Ash for GP

I was fortunate to get a large slab of Ash to continue my hobbie of carving Greenland paddles. Little did I know how hard, heavy and unforgiving this wood is for carving. Typically, I hear of others using it for armor in laminate paddles. I had hoped to shape my 2x4 piece of ash into a nice white (no knots) GP but my efforts stalled early on as my spoke shave and block plan had little effect. The tools have been sharpened and the wood has been drying out for a while. Any suggestions from others who have worked with this type of wood would be appreciated.


Save It For The SOF Ribs…
it’s good straight grain ash. I find it much harder to find good wood for ripping and shaping into ribs for a boat.
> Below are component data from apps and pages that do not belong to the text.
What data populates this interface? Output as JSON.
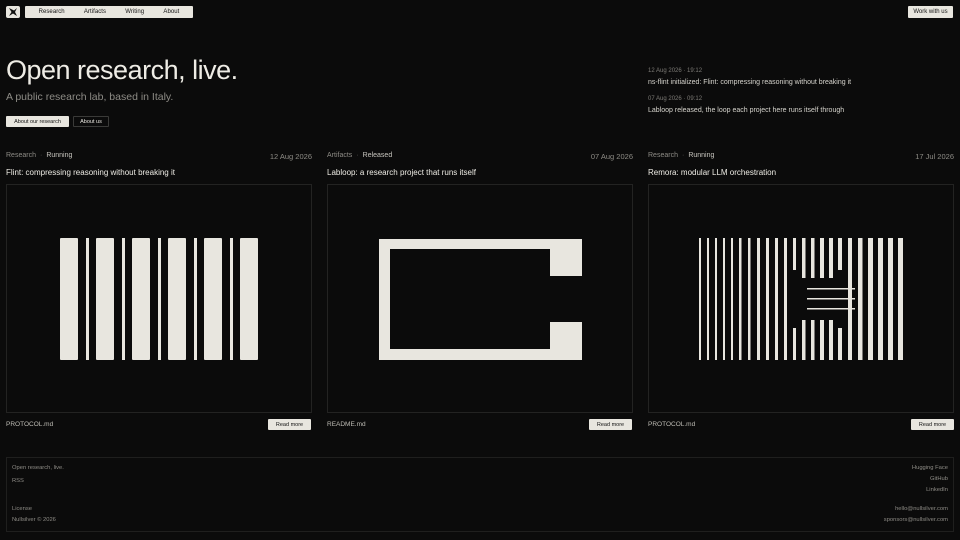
{
  "nav": {
    "items": [
      "Research",
      "Artifacts",
      "Writing",
      "About"
    ],
    "cta": "Work with us"
  },
  "hero": {
    "title": "Open research, live.",
    "subtitle": "A public research lab, based in Italy.",
    "primary_button": "About our research",
    "secondary_button": "About us"
  },
  "news": [
    {
      "date": "12 Aug 2026 · 19:12",
      "text": "ns-flint initialized: Flint: compressing reasoning without breaking it"
    },
    {
      "date": "07 Aug 2026 · 09:12",
      "text": "Labloop released, the loop each project here runs itself through"
    }
  ],
  "cards": [
    {
      "category": "Research",
      "separator": "·",
      "status": "Running",
      "date": "12 Aug 2026",
      "title": "Flint: compressing reasoning without breaking it",
      "file": "PROTOCOL.md",
      "button": "Read more",
      "art_icon": "vertical-bars-pattern"
    },
    {
      "category": "Artifacts",
      "separator": "·",
      "status": "Released",
      "date": "07 Aug 2026",
      "title": "Labloop: a research project that runs itself",
      "file": "README.md",
      "button": "Read more",
      "art_icon": "loop-bracket-shape"
    },
    {
      "category": "Research",
      "separator": "·",
      "status": "Running",
      "date": "17 Jul 2026",
      "title": "Remora: modular LLM orchestration",
      "file": "PROTOCOL.md",
      "button": "Read more",
      "art_icon": "striped-lines-pattern"
    }
  ],
  "footer": {
    "tagline": "Open research, live.",
    "rss": "RSS",
    "license": "License",
    "copyright": "Nullsilver © 2026",
    "links": [
      "Hugging Face",
      "GitHub",
      "LinkedIn"
    ],
    "emails": [
      "hello@nullsilver.com",
      "sponsors@nullsilver.com"
    ]
  },
  "colors": {
    "background": "#0b0b0b",
    "foreground": "#e8e6df",
    "muted": "#8e8c86"
  }
}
Easier to find good straigth grain western red cedar for the paddle. Plus wrc is much more water resistant and lighter.


you said it
too heavy. my first gp was spruce. it weighed about 40 ounces, about as much as an inexpensive euro style paddle with plastic blades and aluminum shaft. your ash paddle will probably weigh a lot more than that, as spruce is a relatively light wood. my next gp, made of cedar, weighed about 29 oz, as light as many paddles in the $200 range. plus cedar is easy to carve. i’d say find another use for the ash and start over with a cedar blank for the gp.

this is why the greeks used
ash as the wood of choice for spears and pikes.

In homer’s oddyssey you can find about a 1000 references to Ash Spears.

Should I give up!
The verdict doesn’t sound to good so far. It sounds like I should scrap the idea of carving out a whole plank. In earlier posting, I shared some pics of a spruce storm paddle and a red cedar cricket style.

I agree that other woods are much easier to work with.


It’s tought to carve and a bit too flexy
not to mention heavy.

The Dutch used it for shoes